Data about app and page elements
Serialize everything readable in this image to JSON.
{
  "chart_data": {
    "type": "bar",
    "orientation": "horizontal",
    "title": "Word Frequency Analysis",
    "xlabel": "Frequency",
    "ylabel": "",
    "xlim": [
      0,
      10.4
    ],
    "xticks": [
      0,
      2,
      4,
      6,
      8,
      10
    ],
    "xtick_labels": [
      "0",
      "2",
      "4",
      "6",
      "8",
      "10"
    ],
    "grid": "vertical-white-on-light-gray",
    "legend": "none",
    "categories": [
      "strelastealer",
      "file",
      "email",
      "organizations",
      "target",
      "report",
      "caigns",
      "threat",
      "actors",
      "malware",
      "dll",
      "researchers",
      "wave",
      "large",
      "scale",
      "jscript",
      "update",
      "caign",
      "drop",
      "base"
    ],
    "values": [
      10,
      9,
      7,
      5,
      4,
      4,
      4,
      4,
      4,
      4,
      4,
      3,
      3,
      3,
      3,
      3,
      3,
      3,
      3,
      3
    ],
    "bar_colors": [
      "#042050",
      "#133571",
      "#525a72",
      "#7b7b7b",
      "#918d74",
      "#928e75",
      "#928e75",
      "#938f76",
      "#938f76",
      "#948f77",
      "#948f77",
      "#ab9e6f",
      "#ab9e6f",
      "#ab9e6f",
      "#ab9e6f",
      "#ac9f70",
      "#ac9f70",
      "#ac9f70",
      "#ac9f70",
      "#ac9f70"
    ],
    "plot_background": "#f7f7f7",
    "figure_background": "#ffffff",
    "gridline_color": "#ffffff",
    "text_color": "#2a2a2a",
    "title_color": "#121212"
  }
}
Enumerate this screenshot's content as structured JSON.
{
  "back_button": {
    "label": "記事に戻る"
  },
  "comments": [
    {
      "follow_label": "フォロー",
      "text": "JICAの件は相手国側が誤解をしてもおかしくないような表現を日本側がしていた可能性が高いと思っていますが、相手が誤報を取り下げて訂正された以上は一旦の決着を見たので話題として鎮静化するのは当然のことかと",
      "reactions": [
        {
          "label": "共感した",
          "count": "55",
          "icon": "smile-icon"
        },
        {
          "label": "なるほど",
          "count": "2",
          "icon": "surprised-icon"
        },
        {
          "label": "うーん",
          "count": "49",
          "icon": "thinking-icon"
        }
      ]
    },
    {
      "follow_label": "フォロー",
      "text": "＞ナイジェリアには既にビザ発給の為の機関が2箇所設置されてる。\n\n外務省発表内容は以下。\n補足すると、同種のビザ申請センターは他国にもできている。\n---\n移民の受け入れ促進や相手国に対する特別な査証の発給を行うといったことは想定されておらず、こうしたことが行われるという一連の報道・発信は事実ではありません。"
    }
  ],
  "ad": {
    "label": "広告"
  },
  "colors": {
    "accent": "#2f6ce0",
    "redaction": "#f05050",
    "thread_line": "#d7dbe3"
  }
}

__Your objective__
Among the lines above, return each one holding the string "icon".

__Answer for this exercise__
          "icon": "smile-icon"
          "icon": "surprised-icon"
          "icon": "thinking-icon"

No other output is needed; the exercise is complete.